For most of this year, new home builders have been optimistic. With high buyer demand and a stronger economy, the market for newly built homes was building some momentum. But, according to the most recent Housing Market Index from the National Association of Home Builders, conditions are changing and builders are reacting. In fact, the index – which measures builder confidence on a scale where any number above 50 indicates more builders view conditions as good than poor – dropped eight points in November. Robert Dietz, NAHB’s chief economist, says it’s partly due to increasing mortgage rates. “For the past several years, shortages of labor and lots along with rising regulatory costs have led to a slow recovery in single-family construction,” Dietz said. “While home price growth accommodated increasing construction costs during this period, rising mortgage interest rates in recent months coupled with the cumulative run-up in pricing has caused housing demand to stall.” Still, despite a drop this month, the index remains in positive territory at 60. Which means, though builders are concerned that mortgage rate increases may hurt demand for new homes, they still see market conditions as good.
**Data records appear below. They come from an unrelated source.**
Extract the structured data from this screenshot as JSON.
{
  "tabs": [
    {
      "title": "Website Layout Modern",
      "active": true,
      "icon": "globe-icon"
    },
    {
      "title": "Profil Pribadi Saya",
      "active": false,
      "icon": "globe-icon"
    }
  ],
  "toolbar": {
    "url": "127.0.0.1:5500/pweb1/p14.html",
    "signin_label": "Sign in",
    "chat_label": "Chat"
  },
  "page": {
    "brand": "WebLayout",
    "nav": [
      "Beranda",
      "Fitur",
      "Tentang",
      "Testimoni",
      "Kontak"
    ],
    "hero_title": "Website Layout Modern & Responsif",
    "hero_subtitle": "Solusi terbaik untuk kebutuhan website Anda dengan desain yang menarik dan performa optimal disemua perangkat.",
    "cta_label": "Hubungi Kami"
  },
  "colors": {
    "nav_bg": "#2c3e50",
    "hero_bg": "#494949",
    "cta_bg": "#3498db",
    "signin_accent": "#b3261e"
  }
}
In fact, the index component measuring expectations for the next six months was at 65 in November. More here.
Young Americans want to own a home. Research consistently shows large majorities who say they aspire to one day become homeowners. And yet, the number of first-time home buyers active in the market has been lower than what is historically normal for several years. So why aren’t more young Americans buying houses? Well there are a number of factors at play but, among them, student loan debt is a big one. According to one recent study, the average monthly student debt payment for current renters who say they’d like to buy a home in the next year is $388. Naturally, an extra $400 a month to devote to a mortgage payment could go a long way. In fact, with that money, a buyer could afford a house that cost almost $100,000 more. But though that may seem discouraging, the same report also found that prospective buyers with student loan debt can still afford 52.3 percent of homes currently listed for sale. And, in areas where there are more affordable homes available for sale, it’s even easier to find something in a price range that works. In St. Louis, for example, a buyer with student loan debt can still afford nearly 75 percent of currently listed homes. More here.